Data about app and page elements:

+++++

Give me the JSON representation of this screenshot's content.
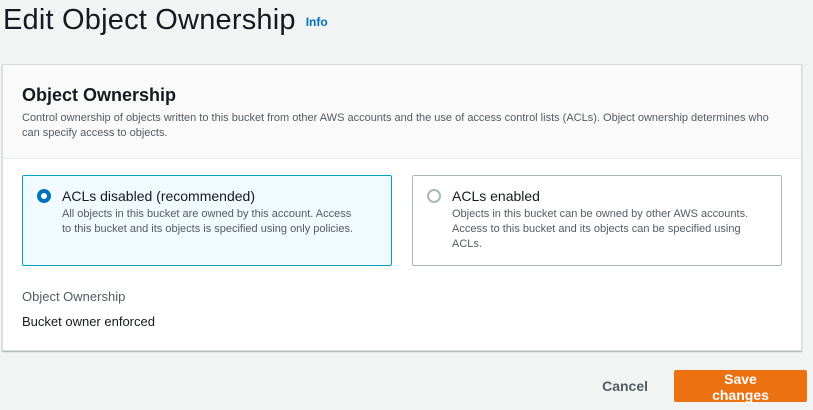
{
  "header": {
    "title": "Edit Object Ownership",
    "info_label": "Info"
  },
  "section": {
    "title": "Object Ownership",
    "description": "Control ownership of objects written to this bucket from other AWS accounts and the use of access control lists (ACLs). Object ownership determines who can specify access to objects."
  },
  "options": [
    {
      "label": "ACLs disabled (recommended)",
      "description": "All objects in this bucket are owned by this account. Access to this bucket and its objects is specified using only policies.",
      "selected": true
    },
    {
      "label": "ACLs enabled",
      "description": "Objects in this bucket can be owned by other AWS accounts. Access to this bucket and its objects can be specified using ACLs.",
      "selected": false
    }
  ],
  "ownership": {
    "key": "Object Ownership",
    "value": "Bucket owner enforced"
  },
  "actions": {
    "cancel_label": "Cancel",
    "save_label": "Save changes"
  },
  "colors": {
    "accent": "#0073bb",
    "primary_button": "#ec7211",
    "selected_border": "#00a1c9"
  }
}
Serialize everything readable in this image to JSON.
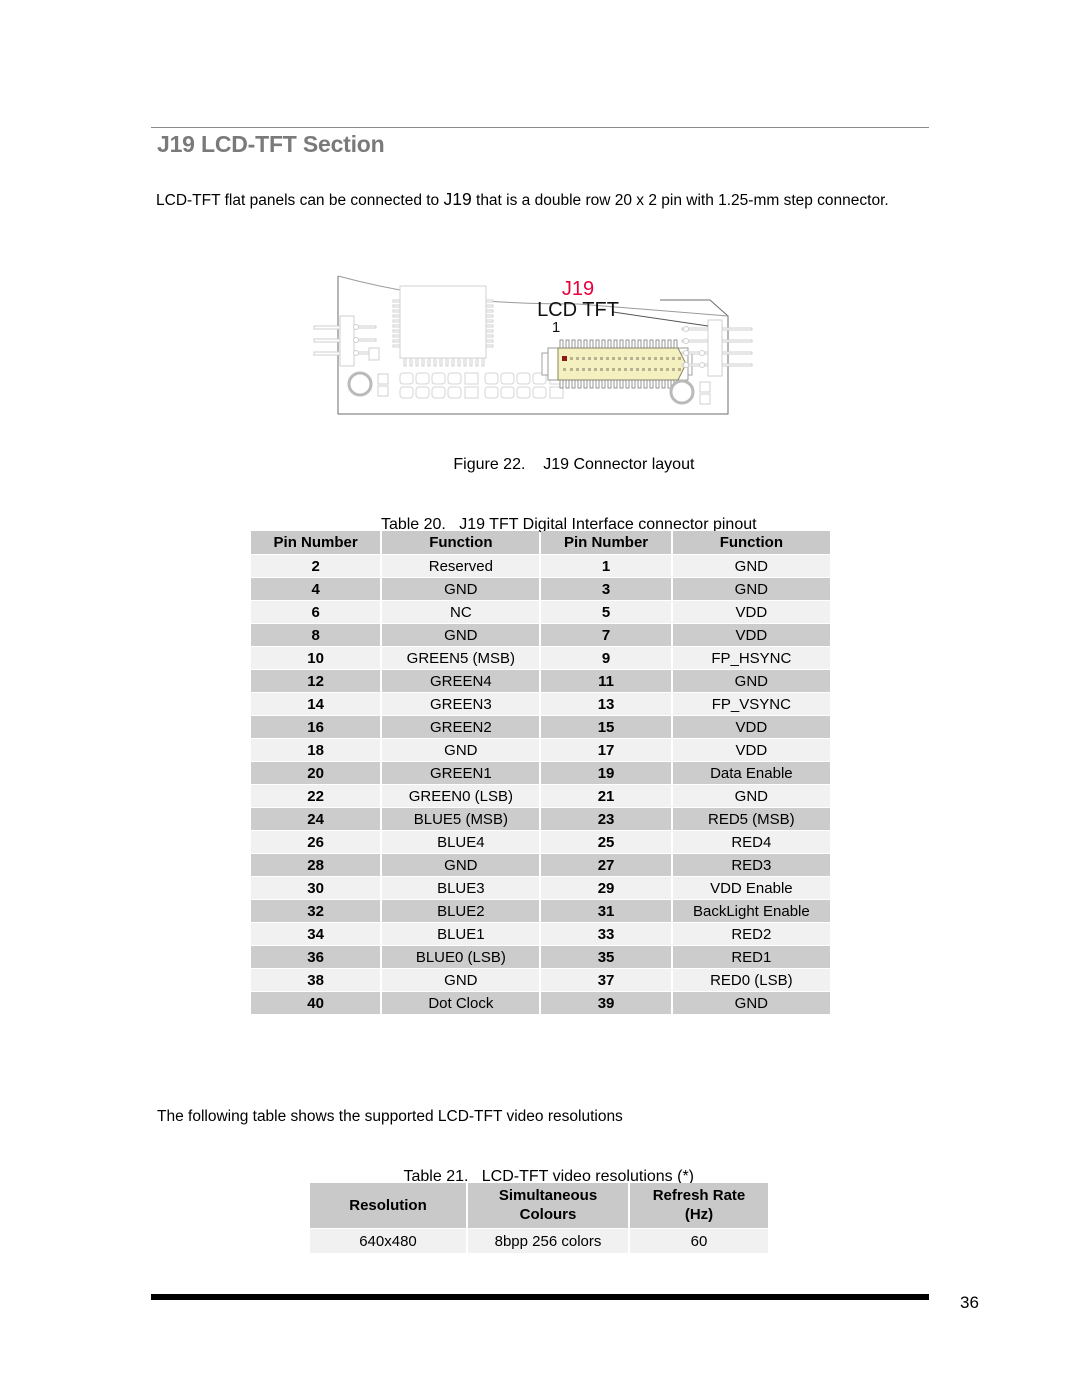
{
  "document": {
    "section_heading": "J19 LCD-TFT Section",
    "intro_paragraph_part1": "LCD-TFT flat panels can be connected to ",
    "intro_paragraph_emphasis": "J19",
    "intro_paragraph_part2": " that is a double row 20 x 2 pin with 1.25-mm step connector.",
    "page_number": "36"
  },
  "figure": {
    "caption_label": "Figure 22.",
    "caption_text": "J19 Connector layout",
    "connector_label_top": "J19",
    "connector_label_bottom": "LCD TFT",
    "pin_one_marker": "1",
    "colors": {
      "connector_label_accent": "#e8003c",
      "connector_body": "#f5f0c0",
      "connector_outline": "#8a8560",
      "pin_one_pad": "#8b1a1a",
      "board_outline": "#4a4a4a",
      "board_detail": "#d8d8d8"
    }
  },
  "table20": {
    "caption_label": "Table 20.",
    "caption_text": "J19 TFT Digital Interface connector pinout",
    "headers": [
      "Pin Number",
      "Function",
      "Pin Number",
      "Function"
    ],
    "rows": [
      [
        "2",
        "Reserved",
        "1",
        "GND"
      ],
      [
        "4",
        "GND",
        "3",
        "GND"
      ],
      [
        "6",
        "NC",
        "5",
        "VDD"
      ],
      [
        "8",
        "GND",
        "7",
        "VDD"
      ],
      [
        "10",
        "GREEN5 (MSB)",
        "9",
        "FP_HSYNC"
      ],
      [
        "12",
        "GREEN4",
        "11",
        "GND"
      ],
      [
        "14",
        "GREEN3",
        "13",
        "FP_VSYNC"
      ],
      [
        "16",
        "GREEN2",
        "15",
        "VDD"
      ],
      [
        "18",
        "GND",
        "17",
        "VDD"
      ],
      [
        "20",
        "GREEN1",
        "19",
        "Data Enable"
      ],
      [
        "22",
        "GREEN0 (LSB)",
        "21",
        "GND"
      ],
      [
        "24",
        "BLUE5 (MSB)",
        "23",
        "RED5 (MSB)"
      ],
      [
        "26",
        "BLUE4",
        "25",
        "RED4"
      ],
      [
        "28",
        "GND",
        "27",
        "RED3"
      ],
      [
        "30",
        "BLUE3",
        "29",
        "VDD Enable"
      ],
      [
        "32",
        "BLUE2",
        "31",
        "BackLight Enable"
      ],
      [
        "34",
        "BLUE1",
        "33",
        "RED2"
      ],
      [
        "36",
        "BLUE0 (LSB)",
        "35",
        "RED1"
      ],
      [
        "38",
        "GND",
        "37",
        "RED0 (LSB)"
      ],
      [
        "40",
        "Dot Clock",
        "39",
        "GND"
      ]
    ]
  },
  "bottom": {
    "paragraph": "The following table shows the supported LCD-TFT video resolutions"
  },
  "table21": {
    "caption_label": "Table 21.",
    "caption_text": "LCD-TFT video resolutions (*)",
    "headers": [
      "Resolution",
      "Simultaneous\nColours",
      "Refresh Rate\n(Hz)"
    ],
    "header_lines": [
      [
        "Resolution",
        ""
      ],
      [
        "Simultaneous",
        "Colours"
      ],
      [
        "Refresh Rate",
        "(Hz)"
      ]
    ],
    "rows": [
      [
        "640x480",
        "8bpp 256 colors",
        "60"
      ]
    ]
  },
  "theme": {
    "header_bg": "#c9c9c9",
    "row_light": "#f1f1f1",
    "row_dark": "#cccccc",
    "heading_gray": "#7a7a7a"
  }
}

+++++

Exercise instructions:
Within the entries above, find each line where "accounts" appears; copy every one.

Written solution:
    "description": "Control ownership of objects written to this bucket from other AWS accounts and the use of access control lists (ACLs). Object ownership determines who can specify access to objects."
      "description": "Objects in this bucket can be owned by other AWS accounts. Access to this bucket and its objects can be specified using ACLs.",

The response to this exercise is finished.